Fossil fuels don’t care which brand of paper towel you use. They don’t care whether you put bamboo flooring in your kitchen, or upcycled your coffee table. Frankly, your personal efforts to insulate your house, drive less, and turn off lights when you leave a room barely register.
That’s because energy isn’t about your personal choices, and it’s not even exactly about the sources we use at a regional or local scale. Energy is systems. And all the green lifestyle changes in the world don’t alter the fact that fossil fuels are safely embedded at the center of our global energy system.
“What if we never run out of oil?“, Charles Mann’s recent article in The Atlantic, is a stark reminder of this fact. In it, he examines the shift from traditional fossil fuels of oil, gas and coal to “unconventional” resources—natural gas trapped in layers of rock, methane frozen in crystals at the bottom of the sea, and even waterlogged or sand-sludged oil deposits our ancestors passed over.

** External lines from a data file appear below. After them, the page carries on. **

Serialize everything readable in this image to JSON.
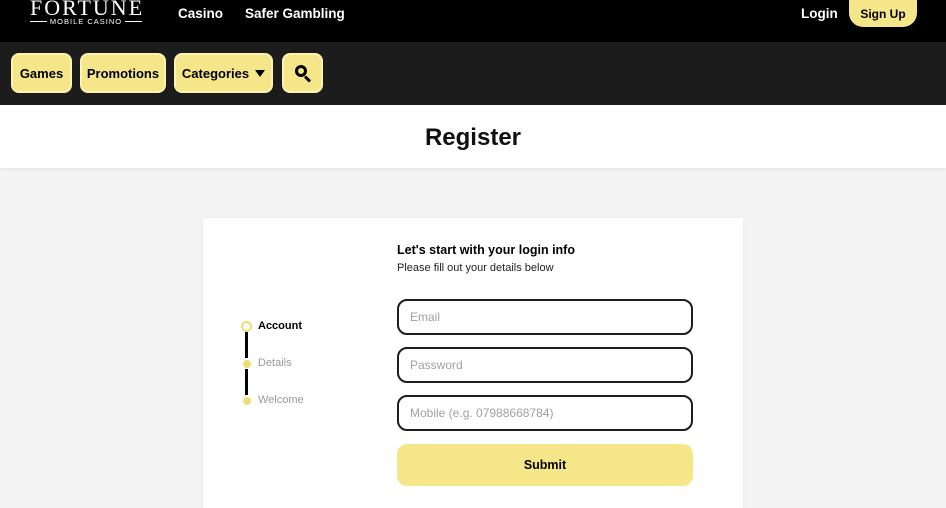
{
  "header": {
    "logo": {
      "brand": "FORTUNE",
      "sub": "MOBILE CASINO"
    },
    "nav": [
      {
        "label": "Casino"
      },
      {
        "label": "Safer Gambling"
      }
    ],
    "login_label": "Login",
    "signup_label": "Sign Up"
  },
  "navbar": {
    "items": [
      {
        "label": "Games"
      },
      {
        "label": "Promotions"
      },
      {
        "label": "Categories"
      }
    ],
    "search_icon": "search-icon"
  },
  "page": {
    "title": "Register"
  },
  "steps": [
    {
      "label": "Account",
      "state": "current"
    },
    {
      "label": "Details",
      "state": "pending"
    },
    {
      "label": "Welcome",
      "state": "pending"
    }
  ],
  "form": {
    "heading": "Let's start with your login info",
    "subheading": "Please fill out your details below",
    "email": {
      "value": "",
      "placeholder": "Email"
    },
    "password": {
      "value": "",
      "placeholder": "Password"
    },
    "mobile": {
      "value": "",
      "placeholder": "Mobile (e.g. 07988668784)"
    },
    "submit_label": "Submit"
  },
  "colors": {
    "accent": "#f5e68a",
    "step_dot": "#f0dc78",
    "topbar": "#000000",
    "navbar": "#1c1c1c"
  }
}
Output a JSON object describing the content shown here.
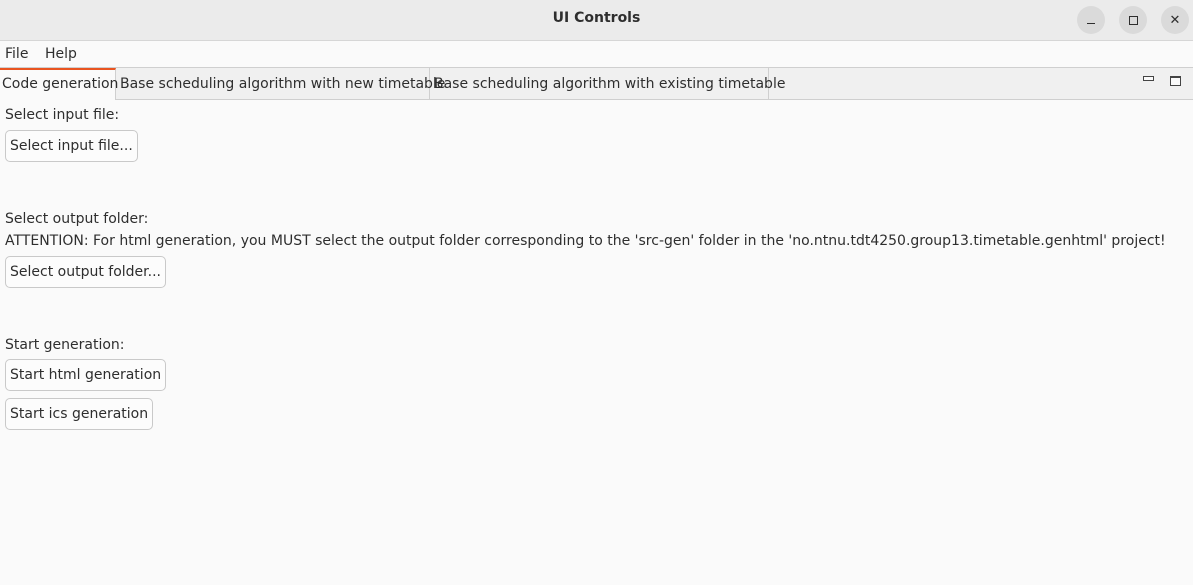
{
  "window": {
    "title": "UI Controls"
  },
  "menubar": {
    "items": [
      {
        "label": "File"
      },
      {
        "label": "Help"
      }
    ]
  },
  "tabs": [
    {
      "label": "Code generation",
      "active": true
    },
    {
      "label": "Base scheduling algorithm with new timetable",
      "active": false
    },
    {
      "label": "Base scheduling algorithm with existing timetable",
      "active": false
    }
  ],
  "main": {
    "input_section_label": "Select input file:",
    "input_button_label": "Select input file...",
    "output_section_label": "Select output folder:",
    "attention_text": "ATTENTION: For html generation, you MUST select the output folder corresponding to the 'src-gen' folder in the 'no.ntnu.tdt4250.group13.timetable.genhtml' project!",
    "output_button_label": "Select output folder...",
    "generation_section_label": "Start generation:",
    "html_button_label": "Start html generation",
    "ics_button_label": "Start ics generation"
  },
  "colors": {
    "accent": "#e95420",
    "background": "#fafafa",
    "titlebar": "#ebebeb"
  },
  "icons": {
    "window_minimize": "minimize-icon",
    "window_maximize": "maximize-icon",
    "window_close": "close-icon",
    "tab_minimize": "tab-minimize-icon",
    "tab_maximize": "tab-maximize-icon"
  }
}
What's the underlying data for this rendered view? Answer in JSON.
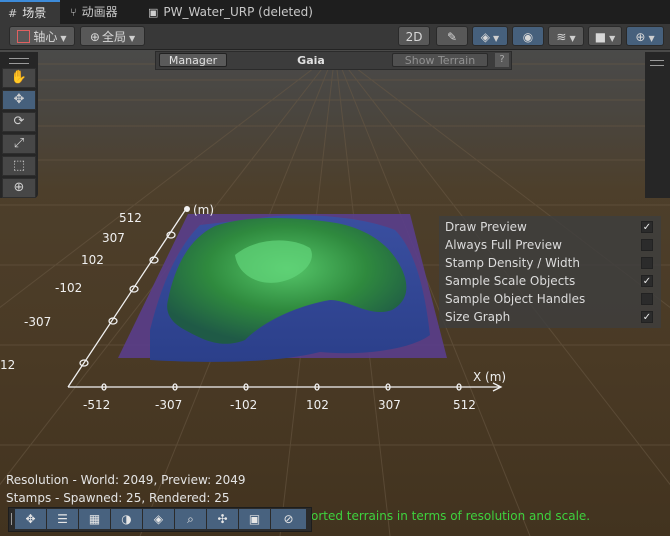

Once upon a time, these reserves were considered too expensive, too hard to access, too potentially messy to bother with. But as traditional reserves get harder to find, companies are coming up with ways to get around the unconventional problems. The trend has even spurred debate between economists and geologists about whether or not we can actually run out of fossil fuels altogether. Maybe there will always be some grimy, hard-to-reach hydrocarbons down there, just waiting for the right technology and the proper economic incentives to come along.
Everything about our energy system has been shaped by fossil fuels.
Personally, though, I’m less concerned about the outcome of that debate than I am with the realities that created the debate to begin with. Fossil fuels are an incredibly powerful source of energy. They’ve enabled us to build the comfortable, convenient and clean society we enjoy today. And that society has been molded around them. Everything about our energy system has been shaped by fossil fuels. Our homes are run by electric infrastructure that functions best when paired with highly controllable power plants that allow us to create more or less electricity on demand by burning more or less fossil fuels. Our transportation system is designed specifically for gasoline-powered cars. The chemistry behind everything from agriculture to clothing is based on oil.
None of these infrastructures had to be based on fossil fuels, but they were. This fact—not what you choose to do in your personal life—is why it’s so difficult to stop using fossil fuels. It’s why there continues to be economic incentives to develop technologies to get at even the most unconventional of hydrocarbons.
Trying to fit new kinds of energy into infrastructures not designed for them is expensive, and creates complications—the fact that solar resources fluctuate throughout the day isn’t inherently problematic, but it is a problem when paired with an infrastructure that can’t deal with fluctuation. Relying on individuals to produce change forces people to make choices that aren’t always in their best interest—how do you get rid of your car in a city or state with no alternative transportation infrastructure?
Like it or not, what Mann’s article shows us is that climate change and environmental sustainability aren’t grassroots issues.
In fact, that’s exactly what economists told me two years ago, when I was researching Before the Lights Go Out, my book on electricity infrastructure in the United States. Energy is a systemic issue. If you want to change it, you have to start at the level of systems—not with the downstream effects.
That’s why economists think carbon taxes are such an important idea. There are multiple benefits. Taxing carbon means accounting for currently ignored costs of fossil fuels—in 2009, the National Academy of Sciences estimated that Americans spend $120 billion every year dealing with the health effects of air pollution. Carbon taxes also incentivize and simplify sustainable personal decisions—instead of doing lots of research to buy just the right green product, all you have to do is buy the thing that’s cheaper.
Most important, though, is the effect on infrastructure. We’re going after unconventional fossil fuels today because of economic incentives that have made once too-expensive sources of energy appealing. We’re willing to develop new technologies and set up whole new industries to get at those fuels. There’s no reason why the same thing can’t happen to the wind, the sun, the waves and other non-fossil fuel based sources of unconventional energy. If we price carbon at what it’s really worth, then the forces that Mann shows as working against us can start to work for us.
Maggie Koerth-Baker is the science editor at BoingBoing and a monthly columnist at The New York Times Magazine. She is the author of Before the Lights Go Out: Conquering the Energy Crisis Before It Conquers Us.